Keep every line in which "this" occurs and drop the rest of the data.

Start of EXTRACTED MATERIAL

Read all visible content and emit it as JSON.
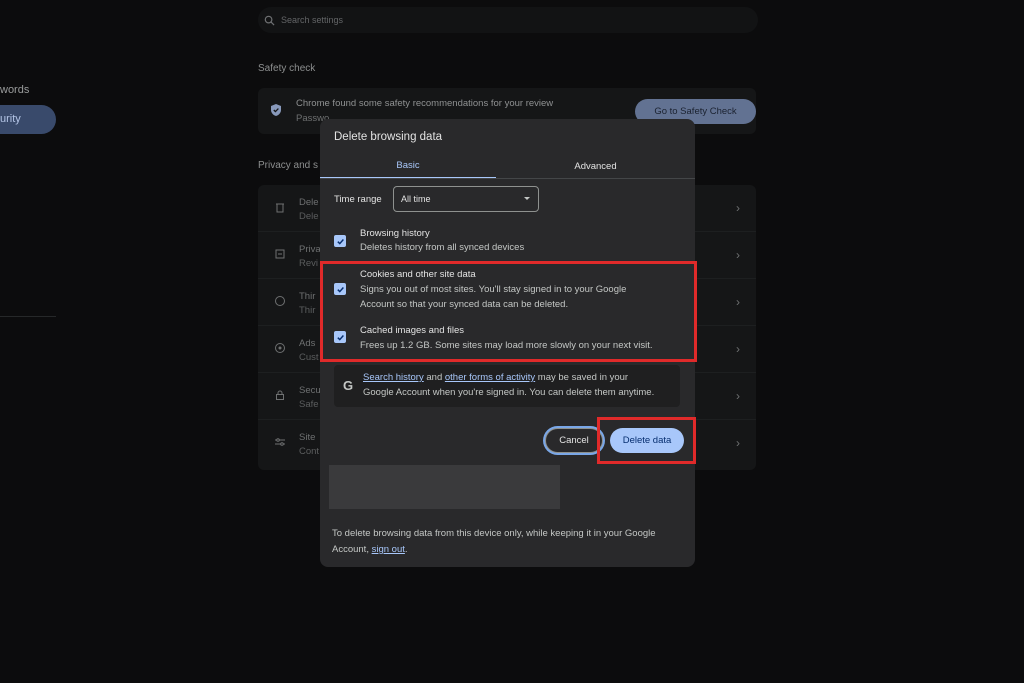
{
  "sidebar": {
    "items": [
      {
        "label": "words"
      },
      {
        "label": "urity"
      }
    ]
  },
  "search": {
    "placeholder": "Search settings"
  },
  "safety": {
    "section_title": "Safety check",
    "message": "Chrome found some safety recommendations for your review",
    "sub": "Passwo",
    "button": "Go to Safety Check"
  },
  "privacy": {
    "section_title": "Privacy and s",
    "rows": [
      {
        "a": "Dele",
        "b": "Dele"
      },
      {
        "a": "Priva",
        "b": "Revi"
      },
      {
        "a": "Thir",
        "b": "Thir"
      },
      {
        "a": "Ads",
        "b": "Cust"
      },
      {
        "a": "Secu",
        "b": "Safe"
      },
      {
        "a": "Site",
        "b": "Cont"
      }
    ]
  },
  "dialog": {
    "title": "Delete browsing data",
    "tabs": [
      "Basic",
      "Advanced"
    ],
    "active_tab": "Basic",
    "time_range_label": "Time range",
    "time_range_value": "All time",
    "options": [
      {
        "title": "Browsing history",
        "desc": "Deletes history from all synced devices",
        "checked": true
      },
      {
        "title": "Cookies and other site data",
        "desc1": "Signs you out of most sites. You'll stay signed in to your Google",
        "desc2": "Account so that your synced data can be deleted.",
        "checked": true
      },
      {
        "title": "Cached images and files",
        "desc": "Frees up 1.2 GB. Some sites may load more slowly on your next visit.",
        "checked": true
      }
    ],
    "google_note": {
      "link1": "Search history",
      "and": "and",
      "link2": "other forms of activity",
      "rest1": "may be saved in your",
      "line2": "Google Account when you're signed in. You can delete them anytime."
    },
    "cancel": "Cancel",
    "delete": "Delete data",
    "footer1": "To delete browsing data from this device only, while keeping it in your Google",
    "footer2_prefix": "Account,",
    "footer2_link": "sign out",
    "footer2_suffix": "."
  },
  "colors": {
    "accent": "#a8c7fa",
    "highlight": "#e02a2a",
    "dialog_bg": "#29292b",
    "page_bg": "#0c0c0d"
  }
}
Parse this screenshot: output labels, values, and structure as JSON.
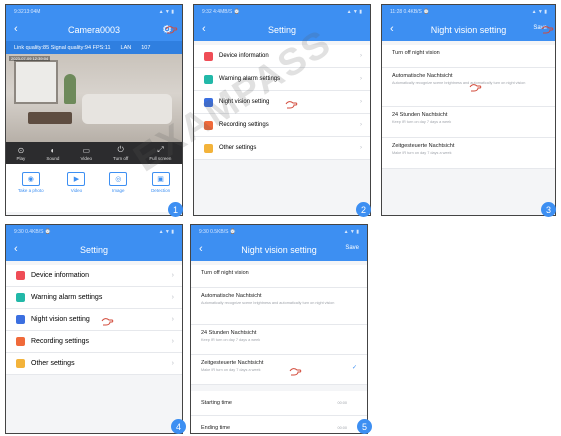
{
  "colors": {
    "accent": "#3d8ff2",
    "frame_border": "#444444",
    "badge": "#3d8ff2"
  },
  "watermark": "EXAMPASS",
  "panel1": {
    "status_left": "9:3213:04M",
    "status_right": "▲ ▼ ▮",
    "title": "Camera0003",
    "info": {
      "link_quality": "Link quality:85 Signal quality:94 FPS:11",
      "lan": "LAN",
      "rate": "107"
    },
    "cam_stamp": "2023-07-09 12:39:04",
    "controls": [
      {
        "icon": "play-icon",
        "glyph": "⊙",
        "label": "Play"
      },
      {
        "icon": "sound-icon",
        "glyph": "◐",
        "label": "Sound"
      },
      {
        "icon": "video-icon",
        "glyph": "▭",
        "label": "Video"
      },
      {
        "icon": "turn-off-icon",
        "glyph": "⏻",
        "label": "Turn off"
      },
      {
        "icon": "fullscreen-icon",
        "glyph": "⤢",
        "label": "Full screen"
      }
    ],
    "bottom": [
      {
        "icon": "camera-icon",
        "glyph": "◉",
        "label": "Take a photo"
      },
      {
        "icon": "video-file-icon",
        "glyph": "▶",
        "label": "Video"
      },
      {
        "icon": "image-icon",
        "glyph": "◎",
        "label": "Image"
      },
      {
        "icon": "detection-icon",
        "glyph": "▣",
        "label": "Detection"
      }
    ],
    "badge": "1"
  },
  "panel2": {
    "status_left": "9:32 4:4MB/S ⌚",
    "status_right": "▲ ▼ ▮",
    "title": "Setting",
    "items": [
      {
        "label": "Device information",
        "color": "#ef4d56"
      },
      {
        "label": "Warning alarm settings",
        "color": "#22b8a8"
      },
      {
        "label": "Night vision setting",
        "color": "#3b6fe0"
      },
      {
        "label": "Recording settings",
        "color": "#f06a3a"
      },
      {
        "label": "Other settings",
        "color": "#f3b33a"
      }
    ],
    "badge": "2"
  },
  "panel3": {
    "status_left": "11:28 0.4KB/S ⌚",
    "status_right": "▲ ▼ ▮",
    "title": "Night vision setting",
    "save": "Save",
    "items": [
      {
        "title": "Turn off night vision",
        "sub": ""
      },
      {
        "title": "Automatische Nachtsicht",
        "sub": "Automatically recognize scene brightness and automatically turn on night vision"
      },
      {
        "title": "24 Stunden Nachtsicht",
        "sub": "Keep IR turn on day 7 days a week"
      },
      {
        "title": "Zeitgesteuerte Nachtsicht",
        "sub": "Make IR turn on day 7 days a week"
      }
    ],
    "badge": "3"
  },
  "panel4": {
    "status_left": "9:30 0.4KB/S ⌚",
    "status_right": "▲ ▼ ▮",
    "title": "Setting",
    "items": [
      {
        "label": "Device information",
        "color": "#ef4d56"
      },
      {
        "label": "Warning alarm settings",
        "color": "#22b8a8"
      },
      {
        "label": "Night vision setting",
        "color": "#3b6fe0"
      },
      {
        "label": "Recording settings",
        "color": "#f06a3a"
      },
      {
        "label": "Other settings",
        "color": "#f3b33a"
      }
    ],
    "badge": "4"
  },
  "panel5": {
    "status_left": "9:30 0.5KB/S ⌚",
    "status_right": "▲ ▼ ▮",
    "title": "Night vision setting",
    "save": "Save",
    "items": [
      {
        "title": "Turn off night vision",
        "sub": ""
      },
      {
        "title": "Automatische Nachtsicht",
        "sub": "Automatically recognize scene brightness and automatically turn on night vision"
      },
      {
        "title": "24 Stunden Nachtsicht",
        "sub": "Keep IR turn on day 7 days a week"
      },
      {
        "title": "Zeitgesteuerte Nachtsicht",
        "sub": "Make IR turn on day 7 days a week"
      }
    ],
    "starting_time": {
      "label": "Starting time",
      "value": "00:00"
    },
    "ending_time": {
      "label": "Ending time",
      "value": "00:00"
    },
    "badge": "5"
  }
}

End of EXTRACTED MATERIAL
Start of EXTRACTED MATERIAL

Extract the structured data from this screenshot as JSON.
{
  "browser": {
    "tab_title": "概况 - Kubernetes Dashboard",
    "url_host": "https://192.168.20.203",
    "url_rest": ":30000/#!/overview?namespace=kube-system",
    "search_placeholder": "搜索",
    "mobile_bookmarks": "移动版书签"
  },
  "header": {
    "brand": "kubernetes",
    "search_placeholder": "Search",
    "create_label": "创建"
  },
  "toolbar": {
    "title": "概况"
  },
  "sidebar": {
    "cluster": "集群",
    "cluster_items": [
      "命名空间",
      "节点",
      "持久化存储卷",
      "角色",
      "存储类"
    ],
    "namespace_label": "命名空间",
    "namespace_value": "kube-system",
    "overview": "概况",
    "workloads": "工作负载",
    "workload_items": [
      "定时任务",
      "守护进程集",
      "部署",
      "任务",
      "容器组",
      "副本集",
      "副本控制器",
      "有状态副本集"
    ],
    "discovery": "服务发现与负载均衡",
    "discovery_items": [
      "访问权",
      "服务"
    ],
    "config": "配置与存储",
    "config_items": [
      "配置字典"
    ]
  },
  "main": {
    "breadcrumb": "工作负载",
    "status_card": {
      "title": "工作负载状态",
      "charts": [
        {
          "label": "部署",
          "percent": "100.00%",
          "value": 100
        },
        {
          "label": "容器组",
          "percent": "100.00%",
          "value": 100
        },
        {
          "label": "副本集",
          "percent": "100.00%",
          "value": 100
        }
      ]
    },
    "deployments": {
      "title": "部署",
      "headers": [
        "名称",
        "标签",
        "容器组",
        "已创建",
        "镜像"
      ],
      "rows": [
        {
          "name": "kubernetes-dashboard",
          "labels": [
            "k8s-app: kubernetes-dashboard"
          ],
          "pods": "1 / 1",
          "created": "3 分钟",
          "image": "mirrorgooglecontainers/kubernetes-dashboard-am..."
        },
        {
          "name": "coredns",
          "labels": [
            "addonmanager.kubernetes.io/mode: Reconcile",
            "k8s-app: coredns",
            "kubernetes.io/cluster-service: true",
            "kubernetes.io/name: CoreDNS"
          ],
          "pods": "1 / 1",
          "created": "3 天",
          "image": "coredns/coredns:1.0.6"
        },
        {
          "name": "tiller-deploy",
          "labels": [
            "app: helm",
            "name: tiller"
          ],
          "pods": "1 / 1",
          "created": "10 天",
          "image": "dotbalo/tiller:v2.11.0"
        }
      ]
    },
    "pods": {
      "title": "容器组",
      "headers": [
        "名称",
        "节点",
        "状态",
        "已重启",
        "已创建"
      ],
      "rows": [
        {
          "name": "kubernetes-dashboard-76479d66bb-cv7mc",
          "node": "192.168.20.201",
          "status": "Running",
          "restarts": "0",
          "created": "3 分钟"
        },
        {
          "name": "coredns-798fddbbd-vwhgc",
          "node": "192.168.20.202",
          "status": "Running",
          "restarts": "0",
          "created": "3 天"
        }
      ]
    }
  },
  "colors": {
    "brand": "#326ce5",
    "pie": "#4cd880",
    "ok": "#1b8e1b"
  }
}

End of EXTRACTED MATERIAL

● **FINISHED TASK**:
    "footer1": "To delete browsing data from this device only, while keeping it in your Google",
Parse this screenshot: output labels, values, and structure as JSON.
Extract the structured data from this screenshot as JSON.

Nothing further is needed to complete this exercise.